#### Your instructions:
Look through the data for the string "News". Copy every line where it is found.

#### Data excerpts:
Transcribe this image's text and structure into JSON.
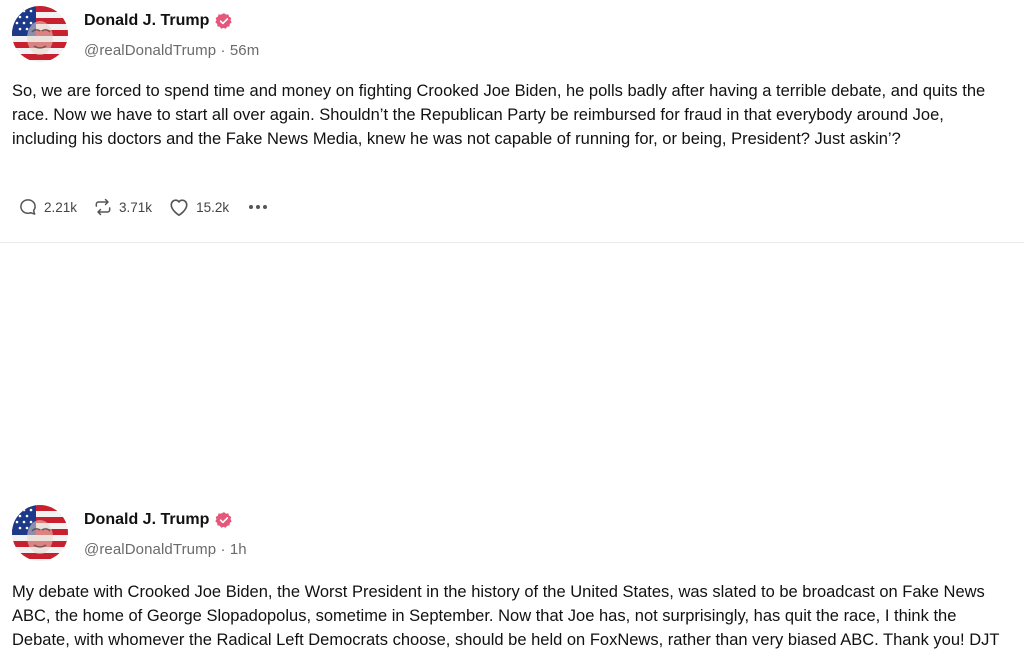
{
  "posts": [
    {
      "author": {
        "display_name": "Donald J. Trump",
        "handle": "@realDonaldTrump",
        "separator": "·",
        "time": "56m",
        "avatar_icon": "flag-portrait-avatar",
        "verified_icon": "verified-badge-icon",
        "verified_color": "#e4567a"
      },
      "text": "So, we are forced to spend time and money on fighting Crooked Joe Biden, he polls badly after having a terrible debate, and quits the race. Now we have to start all over again. Shouldn’t the Republican Party be reimbursed for fraud in that everybody around Joe, including his doctors and the Fake News Media, knew he was not capable of running for, or being, President? Just askin’?",
      "actions": {
        "replies": "2.21k",
        "reposts": "3.71k",
        "likes": "15.2k"
      }
    },
    {
      "author": {
        "display_name": "Donald J. Trump",
        "handle": "@realDonaldTrump",
        "separator": "·",
        "time": "1h",
        "avatar_icon": "flag-portrait-avatar",
        "verified_icon": "verified-badge-icon",
        "verified_color": "#e4567a"
      },
      "text": "My debate with Crooked Joe Biden, the Worst President in the history of the United States, was slated to be broadcast on Fake News ABC, the home of George Slopadopolus, sometime in September. Now that Joe has, not surprisingly, has quit the race, I think the Debate, with whomever the Radical Left Democrats choose, should be held on FoxNews, rather than very biased ABC. Thank you! DJT"
    }
  ]
}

#### Result of the exercise:
      "text": "So, we are forced to spend time and money on fighting Crooked Joe Biden, he polls badly after having a terrible debate, and quits the race. Now we have to start all over again. Shouldn’t the Republican Party be reimbursed for fraud in that everybody around Joe, including his doctors and the Fake News Media, knew he was not capable of running for, or being, President? Just askin’?",
      "text": "My debate with Crooked Joe Biden, the Worst President in the history of the United States, was slated to be broadcast on Fake News ABC, the home of George Slopadopolus, sometime in September. Now that Joe has, not surprisingly, has quit the race, I think the Debate, with whomever the Radical Left Democrats choose, should be held on FoxNews, rather than very biased ABC. Thank you! DJT"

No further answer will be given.